From the entries that follow, pick out all lines holding "handle".

━━━ Given information

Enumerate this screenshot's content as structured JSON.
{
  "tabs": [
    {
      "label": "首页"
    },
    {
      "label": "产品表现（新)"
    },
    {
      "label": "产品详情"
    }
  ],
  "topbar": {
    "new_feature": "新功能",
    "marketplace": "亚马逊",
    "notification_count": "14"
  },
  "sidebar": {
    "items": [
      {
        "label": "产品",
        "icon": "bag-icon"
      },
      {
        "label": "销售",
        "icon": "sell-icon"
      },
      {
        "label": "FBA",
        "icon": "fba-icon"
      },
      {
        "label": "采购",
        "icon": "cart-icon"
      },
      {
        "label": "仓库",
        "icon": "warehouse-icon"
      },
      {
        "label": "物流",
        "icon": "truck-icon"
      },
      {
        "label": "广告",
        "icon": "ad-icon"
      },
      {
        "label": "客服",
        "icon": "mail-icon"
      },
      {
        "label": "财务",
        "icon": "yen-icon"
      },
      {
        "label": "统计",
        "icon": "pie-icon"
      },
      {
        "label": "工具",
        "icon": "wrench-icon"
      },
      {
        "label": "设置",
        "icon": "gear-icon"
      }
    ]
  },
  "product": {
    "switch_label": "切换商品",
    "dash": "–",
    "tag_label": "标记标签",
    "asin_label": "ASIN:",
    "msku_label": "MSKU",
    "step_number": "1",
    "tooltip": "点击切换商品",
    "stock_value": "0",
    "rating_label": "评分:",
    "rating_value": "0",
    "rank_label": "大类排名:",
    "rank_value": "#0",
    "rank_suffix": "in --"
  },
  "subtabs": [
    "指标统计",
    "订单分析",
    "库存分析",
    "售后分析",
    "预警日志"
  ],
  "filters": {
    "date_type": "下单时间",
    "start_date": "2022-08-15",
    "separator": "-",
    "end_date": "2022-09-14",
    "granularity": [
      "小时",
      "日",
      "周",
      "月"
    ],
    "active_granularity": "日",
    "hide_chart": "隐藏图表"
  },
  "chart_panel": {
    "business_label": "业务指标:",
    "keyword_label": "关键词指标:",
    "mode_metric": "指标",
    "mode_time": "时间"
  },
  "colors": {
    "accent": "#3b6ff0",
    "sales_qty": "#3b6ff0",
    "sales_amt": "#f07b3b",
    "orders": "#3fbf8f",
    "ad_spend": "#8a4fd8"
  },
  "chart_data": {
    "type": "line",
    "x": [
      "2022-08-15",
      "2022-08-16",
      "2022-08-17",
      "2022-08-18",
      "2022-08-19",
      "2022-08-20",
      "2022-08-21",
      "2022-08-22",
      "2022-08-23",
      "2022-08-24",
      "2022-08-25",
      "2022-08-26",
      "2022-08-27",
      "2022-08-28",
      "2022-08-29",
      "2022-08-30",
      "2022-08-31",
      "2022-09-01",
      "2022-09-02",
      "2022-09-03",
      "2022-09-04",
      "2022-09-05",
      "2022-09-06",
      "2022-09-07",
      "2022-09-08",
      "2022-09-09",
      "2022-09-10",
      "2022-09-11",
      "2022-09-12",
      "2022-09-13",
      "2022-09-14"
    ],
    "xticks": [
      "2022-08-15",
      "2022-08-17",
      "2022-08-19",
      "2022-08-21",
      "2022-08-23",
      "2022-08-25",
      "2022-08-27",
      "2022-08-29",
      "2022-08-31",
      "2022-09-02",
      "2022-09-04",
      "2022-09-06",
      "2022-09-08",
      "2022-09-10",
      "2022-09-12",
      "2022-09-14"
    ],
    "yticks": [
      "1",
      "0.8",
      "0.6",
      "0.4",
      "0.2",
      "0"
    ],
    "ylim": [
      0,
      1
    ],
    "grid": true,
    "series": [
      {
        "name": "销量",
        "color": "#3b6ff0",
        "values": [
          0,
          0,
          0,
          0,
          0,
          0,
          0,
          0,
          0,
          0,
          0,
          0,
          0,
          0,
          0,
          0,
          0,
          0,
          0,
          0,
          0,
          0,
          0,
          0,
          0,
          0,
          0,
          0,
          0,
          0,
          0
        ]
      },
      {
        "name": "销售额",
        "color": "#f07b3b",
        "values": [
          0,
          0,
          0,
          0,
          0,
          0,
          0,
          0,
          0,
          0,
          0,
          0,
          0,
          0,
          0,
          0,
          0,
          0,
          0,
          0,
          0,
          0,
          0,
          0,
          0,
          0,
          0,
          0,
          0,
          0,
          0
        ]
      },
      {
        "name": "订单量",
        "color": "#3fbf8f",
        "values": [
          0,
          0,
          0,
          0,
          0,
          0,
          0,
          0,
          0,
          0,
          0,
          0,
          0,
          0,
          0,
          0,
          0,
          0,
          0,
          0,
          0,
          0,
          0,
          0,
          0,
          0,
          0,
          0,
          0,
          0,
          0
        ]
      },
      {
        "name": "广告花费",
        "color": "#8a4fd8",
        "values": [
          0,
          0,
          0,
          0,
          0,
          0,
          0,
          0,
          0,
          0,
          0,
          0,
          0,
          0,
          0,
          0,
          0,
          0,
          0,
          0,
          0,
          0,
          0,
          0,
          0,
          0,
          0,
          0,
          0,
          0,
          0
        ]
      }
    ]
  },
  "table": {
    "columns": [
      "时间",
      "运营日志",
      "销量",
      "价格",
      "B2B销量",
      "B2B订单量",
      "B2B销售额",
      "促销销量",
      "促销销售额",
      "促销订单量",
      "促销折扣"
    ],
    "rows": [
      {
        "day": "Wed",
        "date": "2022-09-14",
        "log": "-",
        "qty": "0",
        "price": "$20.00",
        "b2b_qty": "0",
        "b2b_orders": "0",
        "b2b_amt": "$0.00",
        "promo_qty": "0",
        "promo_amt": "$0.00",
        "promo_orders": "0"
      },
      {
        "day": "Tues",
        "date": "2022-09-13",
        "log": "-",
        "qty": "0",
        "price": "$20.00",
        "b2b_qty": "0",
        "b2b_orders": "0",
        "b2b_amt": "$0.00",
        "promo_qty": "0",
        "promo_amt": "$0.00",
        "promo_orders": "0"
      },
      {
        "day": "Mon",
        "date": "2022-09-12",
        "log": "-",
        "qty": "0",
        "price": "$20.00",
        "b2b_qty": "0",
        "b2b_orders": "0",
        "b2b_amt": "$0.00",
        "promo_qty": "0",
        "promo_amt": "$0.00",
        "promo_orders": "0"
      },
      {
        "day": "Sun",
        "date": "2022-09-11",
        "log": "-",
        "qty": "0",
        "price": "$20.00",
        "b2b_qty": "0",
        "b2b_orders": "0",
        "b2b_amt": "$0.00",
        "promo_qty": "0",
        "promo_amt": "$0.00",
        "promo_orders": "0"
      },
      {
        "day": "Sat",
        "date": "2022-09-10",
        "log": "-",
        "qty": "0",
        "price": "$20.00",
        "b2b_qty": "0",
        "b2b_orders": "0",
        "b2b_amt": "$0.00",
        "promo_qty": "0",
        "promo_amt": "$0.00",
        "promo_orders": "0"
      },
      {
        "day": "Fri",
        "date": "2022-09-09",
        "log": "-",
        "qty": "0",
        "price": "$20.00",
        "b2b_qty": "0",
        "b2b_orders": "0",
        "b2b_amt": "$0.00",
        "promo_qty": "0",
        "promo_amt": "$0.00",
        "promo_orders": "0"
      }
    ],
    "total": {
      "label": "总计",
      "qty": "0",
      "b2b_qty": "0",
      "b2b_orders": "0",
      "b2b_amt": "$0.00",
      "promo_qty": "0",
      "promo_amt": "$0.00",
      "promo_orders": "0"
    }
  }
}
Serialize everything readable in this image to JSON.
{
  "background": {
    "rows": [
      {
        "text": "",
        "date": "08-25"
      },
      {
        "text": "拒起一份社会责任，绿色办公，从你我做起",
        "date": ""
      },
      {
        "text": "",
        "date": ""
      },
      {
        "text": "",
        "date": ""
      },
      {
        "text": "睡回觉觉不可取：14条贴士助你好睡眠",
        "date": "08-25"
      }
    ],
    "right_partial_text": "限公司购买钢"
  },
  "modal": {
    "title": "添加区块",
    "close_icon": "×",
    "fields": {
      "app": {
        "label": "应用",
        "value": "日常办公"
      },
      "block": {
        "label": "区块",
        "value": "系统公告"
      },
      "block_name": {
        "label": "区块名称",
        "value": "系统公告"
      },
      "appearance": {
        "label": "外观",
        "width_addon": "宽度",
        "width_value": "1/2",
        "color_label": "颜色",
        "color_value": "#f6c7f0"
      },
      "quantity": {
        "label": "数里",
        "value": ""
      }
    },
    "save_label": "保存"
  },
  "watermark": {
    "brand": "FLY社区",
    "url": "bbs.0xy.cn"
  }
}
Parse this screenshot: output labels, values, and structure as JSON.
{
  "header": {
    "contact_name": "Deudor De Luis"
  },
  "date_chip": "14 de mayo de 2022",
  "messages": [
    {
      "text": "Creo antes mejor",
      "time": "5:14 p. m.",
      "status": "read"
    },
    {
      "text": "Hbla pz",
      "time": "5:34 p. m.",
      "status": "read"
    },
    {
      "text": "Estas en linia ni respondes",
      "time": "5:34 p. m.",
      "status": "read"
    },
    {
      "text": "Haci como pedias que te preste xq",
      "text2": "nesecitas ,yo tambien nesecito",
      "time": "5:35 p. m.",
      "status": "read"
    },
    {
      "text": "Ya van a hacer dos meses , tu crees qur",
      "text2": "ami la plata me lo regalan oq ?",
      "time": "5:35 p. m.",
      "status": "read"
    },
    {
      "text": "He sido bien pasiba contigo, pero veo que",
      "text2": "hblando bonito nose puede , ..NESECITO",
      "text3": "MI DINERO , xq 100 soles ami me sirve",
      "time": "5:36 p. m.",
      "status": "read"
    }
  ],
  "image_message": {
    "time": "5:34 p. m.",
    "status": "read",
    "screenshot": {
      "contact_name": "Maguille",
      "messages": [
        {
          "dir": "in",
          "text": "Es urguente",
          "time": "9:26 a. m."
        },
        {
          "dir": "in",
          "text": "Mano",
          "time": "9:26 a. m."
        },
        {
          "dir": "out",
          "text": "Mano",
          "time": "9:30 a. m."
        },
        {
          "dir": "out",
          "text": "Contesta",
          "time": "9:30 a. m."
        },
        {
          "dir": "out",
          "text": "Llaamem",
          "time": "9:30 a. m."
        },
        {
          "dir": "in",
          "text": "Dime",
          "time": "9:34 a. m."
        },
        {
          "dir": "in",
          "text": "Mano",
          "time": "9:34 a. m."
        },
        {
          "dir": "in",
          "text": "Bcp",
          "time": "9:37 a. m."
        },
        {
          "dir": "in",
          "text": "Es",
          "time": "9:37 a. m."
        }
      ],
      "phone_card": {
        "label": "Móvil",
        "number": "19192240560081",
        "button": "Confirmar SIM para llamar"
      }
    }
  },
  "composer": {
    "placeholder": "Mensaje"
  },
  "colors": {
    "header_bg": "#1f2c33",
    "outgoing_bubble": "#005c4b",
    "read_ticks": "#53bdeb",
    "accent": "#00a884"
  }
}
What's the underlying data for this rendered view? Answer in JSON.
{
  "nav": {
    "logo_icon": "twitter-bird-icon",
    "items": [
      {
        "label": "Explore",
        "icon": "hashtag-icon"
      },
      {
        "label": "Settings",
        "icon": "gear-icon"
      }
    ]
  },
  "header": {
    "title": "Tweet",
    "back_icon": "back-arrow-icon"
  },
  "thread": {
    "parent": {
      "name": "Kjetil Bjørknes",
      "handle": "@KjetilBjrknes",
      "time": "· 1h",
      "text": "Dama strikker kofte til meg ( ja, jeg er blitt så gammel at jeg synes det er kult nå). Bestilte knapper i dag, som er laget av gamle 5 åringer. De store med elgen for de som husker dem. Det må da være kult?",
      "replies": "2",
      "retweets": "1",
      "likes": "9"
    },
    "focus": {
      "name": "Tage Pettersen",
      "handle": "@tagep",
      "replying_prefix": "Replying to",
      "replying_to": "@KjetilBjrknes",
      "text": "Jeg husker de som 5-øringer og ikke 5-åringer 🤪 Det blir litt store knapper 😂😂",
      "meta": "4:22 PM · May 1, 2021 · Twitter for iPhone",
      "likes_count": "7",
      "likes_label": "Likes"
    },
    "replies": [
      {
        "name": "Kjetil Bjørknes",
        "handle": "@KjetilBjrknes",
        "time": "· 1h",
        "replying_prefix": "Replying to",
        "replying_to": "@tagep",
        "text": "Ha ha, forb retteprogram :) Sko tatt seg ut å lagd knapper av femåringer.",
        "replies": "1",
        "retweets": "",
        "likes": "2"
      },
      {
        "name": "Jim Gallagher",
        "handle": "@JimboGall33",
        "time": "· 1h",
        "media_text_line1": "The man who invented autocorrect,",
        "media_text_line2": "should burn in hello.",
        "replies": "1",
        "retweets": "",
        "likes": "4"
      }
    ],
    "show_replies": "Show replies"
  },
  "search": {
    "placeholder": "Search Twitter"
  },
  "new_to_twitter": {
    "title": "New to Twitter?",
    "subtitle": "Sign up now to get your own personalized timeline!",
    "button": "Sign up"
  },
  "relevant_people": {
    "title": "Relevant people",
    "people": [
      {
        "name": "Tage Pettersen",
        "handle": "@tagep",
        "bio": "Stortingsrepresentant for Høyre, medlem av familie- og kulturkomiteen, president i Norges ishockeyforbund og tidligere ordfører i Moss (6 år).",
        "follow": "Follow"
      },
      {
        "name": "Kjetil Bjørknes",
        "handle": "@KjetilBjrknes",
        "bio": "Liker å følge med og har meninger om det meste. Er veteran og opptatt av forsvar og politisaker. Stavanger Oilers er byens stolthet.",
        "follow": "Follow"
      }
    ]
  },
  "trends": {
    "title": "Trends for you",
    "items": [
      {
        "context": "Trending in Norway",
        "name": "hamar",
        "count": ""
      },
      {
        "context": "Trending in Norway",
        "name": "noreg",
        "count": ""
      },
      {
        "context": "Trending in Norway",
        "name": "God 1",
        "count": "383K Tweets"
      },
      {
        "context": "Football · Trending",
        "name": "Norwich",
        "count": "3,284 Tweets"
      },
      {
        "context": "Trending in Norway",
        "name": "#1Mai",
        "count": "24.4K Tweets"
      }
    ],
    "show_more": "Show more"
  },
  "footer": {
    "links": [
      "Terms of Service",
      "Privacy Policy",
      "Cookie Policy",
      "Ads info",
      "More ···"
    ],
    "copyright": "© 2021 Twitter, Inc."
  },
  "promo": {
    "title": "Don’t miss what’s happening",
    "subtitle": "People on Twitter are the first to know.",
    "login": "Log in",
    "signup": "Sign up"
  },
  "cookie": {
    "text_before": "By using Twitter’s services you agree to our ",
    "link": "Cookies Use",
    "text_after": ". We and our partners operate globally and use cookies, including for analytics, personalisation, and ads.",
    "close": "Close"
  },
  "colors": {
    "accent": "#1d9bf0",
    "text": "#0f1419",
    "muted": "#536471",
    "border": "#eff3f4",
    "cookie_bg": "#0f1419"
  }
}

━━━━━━

- Final answer:
      "handle": "@KjetilBjrknes",
      "handle": "@tagep",
        "handle": "@KjetilBjrknes",
        "handle": "@JimboGall33",
        "handle": "@tagep",
        "handle": "@KjetilBjrknes",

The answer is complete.